(Exercise requirements): Copy down all of the data underneath, exactly as shown.

(Page and application data records)
Segment Open

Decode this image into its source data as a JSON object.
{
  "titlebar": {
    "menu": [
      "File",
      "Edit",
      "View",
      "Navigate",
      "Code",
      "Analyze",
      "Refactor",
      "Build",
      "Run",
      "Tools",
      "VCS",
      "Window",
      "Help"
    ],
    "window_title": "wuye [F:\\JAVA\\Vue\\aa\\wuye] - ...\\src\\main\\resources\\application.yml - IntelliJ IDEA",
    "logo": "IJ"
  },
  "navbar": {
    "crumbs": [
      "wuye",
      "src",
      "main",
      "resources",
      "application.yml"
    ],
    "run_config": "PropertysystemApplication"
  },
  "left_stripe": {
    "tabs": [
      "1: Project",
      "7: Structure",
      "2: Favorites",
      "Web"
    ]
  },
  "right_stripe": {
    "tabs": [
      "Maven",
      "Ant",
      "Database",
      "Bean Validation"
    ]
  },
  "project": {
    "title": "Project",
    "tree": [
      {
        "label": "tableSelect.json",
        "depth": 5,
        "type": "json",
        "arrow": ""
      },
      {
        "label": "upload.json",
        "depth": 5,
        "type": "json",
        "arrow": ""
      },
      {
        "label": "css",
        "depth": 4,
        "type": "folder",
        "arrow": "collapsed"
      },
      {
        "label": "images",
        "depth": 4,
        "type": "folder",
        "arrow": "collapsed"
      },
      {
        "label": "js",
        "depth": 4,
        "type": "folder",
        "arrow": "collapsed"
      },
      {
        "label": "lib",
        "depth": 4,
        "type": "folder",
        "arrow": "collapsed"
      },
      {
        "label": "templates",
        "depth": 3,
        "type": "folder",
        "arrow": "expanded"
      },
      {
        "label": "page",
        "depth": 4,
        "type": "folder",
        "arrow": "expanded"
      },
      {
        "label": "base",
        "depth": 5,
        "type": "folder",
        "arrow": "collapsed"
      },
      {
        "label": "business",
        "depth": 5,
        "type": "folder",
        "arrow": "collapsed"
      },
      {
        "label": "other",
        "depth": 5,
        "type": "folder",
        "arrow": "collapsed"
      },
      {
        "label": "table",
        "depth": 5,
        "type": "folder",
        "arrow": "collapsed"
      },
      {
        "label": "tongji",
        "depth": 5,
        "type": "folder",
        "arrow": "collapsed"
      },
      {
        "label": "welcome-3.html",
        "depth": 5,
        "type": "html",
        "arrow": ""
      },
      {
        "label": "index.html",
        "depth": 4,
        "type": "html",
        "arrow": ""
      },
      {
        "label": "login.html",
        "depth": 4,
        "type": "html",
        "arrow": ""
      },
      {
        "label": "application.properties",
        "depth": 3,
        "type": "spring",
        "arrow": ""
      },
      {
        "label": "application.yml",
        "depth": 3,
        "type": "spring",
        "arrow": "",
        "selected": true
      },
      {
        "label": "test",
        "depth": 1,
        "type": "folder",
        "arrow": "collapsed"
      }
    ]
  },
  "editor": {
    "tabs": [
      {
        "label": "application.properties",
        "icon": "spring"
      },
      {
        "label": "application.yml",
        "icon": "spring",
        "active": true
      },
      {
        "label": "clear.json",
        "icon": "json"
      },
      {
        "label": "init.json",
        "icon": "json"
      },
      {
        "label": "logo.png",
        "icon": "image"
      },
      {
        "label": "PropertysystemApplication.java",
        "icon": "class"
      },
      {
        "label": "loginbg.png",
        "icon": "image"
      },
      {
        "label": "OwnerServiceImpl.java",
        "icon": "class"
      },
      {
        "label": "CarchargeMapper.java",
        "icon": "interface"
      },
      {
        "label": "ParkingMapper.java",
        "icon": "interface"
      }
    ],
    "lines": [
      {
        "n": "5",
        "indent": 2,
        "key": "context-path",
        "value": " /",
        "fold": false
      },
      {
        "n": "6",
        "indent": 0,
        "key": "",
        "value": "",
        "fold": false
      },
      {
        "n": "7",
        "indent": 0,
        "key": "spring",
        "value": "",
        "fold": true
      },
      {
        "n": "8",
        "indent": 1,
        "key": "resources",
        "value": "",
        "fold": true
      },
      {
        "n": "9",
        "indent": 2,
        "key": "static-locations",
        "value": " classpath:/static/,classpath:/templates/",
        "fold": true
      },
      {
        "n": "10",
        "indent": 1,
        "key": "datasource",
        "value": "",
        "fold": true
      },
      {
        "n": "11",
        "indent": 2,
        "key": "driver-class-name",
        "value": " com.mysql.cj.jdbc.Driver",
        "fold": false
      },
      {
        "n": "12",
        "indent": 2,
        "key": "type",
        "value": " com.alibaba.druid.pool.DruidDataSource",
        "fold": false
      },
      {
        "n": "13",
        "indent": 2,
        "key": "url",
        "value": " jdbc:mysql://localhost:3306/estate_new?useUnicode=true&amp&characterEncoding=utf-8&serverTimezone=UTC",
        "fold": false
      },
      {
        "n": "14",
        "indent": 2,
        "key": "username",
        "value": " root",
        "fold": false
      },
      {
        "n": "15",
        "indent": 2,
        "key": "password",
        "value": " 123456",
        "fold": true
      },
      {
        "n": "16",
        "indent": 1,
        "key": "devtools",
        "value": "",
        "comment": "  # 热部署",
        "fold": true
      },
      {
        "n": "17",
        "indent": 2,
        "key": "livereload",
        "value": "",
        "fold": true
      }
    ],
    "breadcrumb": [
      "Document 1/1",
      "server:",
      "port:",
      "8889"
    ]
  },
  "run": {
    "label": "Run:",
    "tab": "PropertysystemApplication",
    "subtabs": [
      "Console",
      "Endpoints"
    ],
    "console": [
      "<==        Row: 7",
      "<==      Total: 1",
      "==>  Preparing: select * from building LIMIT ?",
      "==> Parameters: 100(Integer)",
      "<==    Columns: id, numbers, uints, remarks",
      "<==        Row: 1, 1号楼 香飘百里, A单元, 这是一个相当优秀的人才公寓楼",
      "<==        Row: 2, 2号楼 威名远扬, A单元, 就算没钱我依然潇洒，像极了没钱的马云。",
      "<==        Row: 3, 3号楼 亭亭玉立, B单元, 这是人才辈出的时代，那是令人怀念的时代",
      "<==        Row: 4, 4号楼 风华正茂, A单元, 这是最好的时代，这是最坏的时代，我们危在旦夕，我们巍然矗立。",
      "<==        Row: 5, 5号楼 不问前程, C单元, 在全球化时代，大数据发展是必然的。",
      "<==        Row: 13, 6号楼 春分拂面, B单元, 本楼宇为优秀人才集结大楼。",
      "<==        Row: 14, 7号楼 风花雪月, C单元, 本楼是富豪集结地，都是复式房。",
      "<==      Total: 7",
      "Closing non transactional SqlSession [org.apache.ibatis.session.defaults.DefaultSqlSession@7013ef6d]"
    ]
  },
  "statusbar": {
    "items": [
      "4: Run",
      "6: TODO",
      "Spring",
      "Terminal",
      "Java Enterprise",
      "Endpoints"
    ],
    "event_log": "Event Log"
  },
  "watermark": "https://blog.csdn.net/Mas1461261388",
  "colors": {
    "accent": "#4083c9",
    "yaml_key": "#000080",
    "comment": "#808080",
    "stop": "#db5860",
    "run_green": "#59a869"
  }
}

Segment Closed

(Your solution):
Decode this image into its source data as a JSON object.
{
  "titlebar": {
    "menu": [
      "File",
      "Edit",
      "View",
      "Navigate",
      "Code",
      "Analyze",
      "Refactor",
      "Build",
      "Run",
      "Tools",
      "VCS",
      "Window",
      "Help"
    ],
    "window_title": "wuye [F:\\JAVA\\Vue\\aa\\wuye] - ...\\src\\main\\resources\\application.yml - IntelliJ IDEA",
    "logo": "IJ"
  },
  "navbar": {
    "crumbs": [
      "wuye",
      "src",
      "main",
      "resources",
      "application.yml"
    ],
    "run_config": "PropertysystemApplication"
  },
  "left_stripe": {
    "tabs": [
      "1: Project",
      "7: Structure",
      "2: Favorites",
      "Web"
    ]
  },
  "right_stripe": {
    "tabs": [
      "Maven",
      "Ant",
      "Database",
      "Bean Validation"
    ]
  },
  "project": {
    "title": "Project",
    "tree": [
      {
        "label": "tableSelect.json",
        "depth": 5,
        "type": "json",
        "arrow": ""
      },
      {
        "label": "upload.json",
        "depth": 5,
        "type": "json",
        "arrow": ""
      },
      {
        "label": "css",
        "depth": 4,
        "type": "folder",
        "arrow": "collapsed"
      },
      {
        "label": "images",
        "depth": 4,
        "type": "folder",
        "arrow": "collapsed"
      },
      {
        "label": "js",
        "depth": 4,
        "type": "folder",
        "arrow": "collapsed"
      },
      {
        "label": "lib",
        "depth": 4,
        "type": "folder",
        "arrow": "collapsed"
      },
      {
        "label": "templates",
        "depth": 3,
        "type": "folder",
        "arrow": "expanded"
      },
      {
        "label": "page",
        "depth": 4,
        "type": "folder",
        "arrow": "expanded"
      },
      {
        "label": "base",
        "depth": 5,
        "type": "folder",
        "arrow": "collapsed"
      },
      {
        "label": "business",
        "depth": 5,
        "type": "folder",
        "arrow": "collapsed"
      },
      {
        "label": "other",
        "depth": 5,
        "type": "folder",
        "arrow": "collapsed"
      },
      {
        "label": "table",
        "depth": 5,
        "type": "folder",
        "arrow": "collapsed"
      },
      {
        "label": "tongji",
        "depth": 5,
        "type": "folder",
        "arrow": "collapsed"
      },
      {
        "label": "welcome-3.html",
        "depth": 5,
        "type": "html",
        "arrow": ""
      },
      {
        "label": "index.html",
        "depth": 4,
        "type": "html",
        "arrow": ""
      },
      {
        "label": "login.html",
        "depth": 4,
        "type": "html",
        "arrow": ""
      },
      {
        "label": "application.properties",
        "depth": 3,
        "type": "spring",
        "arrow": ""
      },
      {
        "label": "application.yml",
        "depth": 3,
        "type": "spring",
        "arrow": "",
        "selected": true
      },
      {
        "label": "test",
        "depth": 1,
        "type": "folder",
        "arrow": "collapsed"
      }
    ]
  },
  "editor": {
    "tabs": [
      {
        "label": "application.properties",
        "icon": "spring"
      },
      {
        "label": "application.yml",
        "icon": "spring",
        "active": true
      },
      {
        "label": "clear.json",
        "icon": "json"
      },
      {
        "label": "init.json",
        "icon": "json"
      },
      {
        "label": "logo.png",
        "icon": "image"
      },
      {
        "label": "PropertysystemApplication.java",
        "icon": "class"
      },
      {
        "label": "loginbg.png",
        "icon": "image"
      },
      {
        "label": "OwnerServiceImpl.java",
        "icon": "class"
      },
      {
        "label": "CarchargeMapper.java",
        "icon": "interface"
      },
      {
        "label": "ParkingMapper.java",
        "icon": "interface"
      }
    ],
    "lines": [
      {
        "n": "5",
        "indent": 2,
        "key": "context-path",
        "value": " /",
        "fold": false
      },
      {
        "n": "6",
        "indent": 0,
        "key": "",
        "value": "",
        "fold": false
      },
      {
        "n": "7",
        "indent": 0,
        "key": "spring",
        "value": "",
        "fold": true
      },
      {
        "n": "8",
        "indent": 1,
        "key": "resources",
        "value": "",
        "fold": true
      },
      {
        "n": "9",
        "indent": 2,
        "key": "static-locations",
        "value": " classpath:/static/,classpath:/templates/",
        "fold": true
      },
      {
        "n": "10",
        "indent": 1,
        "key": "datasource",
        "value": "",
        "fold": true
      },
      {
        "n": "11",
        "indent": 2,
        "key": "driver-class-name",
        "value": " com.mysql.cj.jdbc.Driver",
        "fold": false
      },
      {
        "n": "12",
        "indent": 2,
        "key": "type",
        "value": " com.alibaba.druid.pool.DruidDataSource",
        "fold": false
      },
      {
        "n": "13",
        "indent": 2,
        "key": "url",
        "value": " jdbc:mysql://localhost:3306/estate_new?useUnicode=true&amp&characterEncoding=utf-8&serverTimezone=UTC",
        "fold": false
      },
      {
        "n": "14",
        "indent": 2,
        "key": "username",
        "value": " root",
        "fold": false
      },
      {
        "n": "15",
        "indent": 2,
        "key": "password",
        "value": " 123456",
        "fold": true
      },
      {
        "n": "16",
        "indent": 1,
        "key": "devtools",
        "value": "",
        "comment": "  # 热部署",
        "fold": true
      },
      {
        "n": "17",
        "indent": 2,
        "key": "livereload",
        "value": "",
        "fold": true
      }
    ],
    "breadcrumb": [
      "Document 1/1",
      "server:",
      "port:",
      "8889"
    ]
  },
  "run": {
    "label": "Run:",
    "tab": "PropertysystemApplication",
    "subtabs": [
      "Console",
      "Endpoints"
    ],
    "console": [
      "<==        Row: 7",
      "<==      Total: 1",
      "==>  Preparing: select * from building LIMIT ?",
      "==> Parameters: 100(Integer)",
      "<==    Columns: id, numbers, uints, remarks",
      "<==        Row: 1, 1号楼 香飘百里, A单元, 这是一个相当优秀的人才公寓楼",
      "<==        Row: 2, 2号楼 威名远扬, A单元, 就算没钱我依然潇洒，像极了没钱的马云。",
      "<==        Row: 3, 3号楼 亭亭玉立, B单元, 这是人才辈出的时代，那是令人怀念的时代",
      "<==        Row: 4, 4号楼 风华正茂, A单元, 这是最好的时代，这是最坏的时代，我们危在旦夕，我们巍然矗立。",
      "<==        Row: 5, 5号楼 不问前程, C单元, 在全球化时代，大数据发展是必然的。",
      "<==        Row: 13, 6号楼 春分拂面, B单元, 本楼宇为优秀人才集结大楼。",
      "<==        Row: 14, 7号楼 风花雪月, C单元, 本楼是富豪集结地，都是复式房。",
      "<==      Total: 7",
      "Closing non transactional SqlSession [org.apache.ibatis.session.defaults.DefaultSqlSession@7013ef6d]"
    ]
  },
  "statusbar": {
    "items": [
      "4: Run",
      "6: TODO",
      "Spring",
      "Terminal",
      "Java Enterprise",
      "Endpoints"
    ],
    "event_log": "Event Log"
  },
  "watermark": "https://blog.csdn.net/Mas1461261388",
  "colors": {
    "accent": "#4083c9",
    "yaml_key": "#000080",
    "comment": "#808080",
    "stop": "#db5860",
    "run_green": "#59a869"
  }
}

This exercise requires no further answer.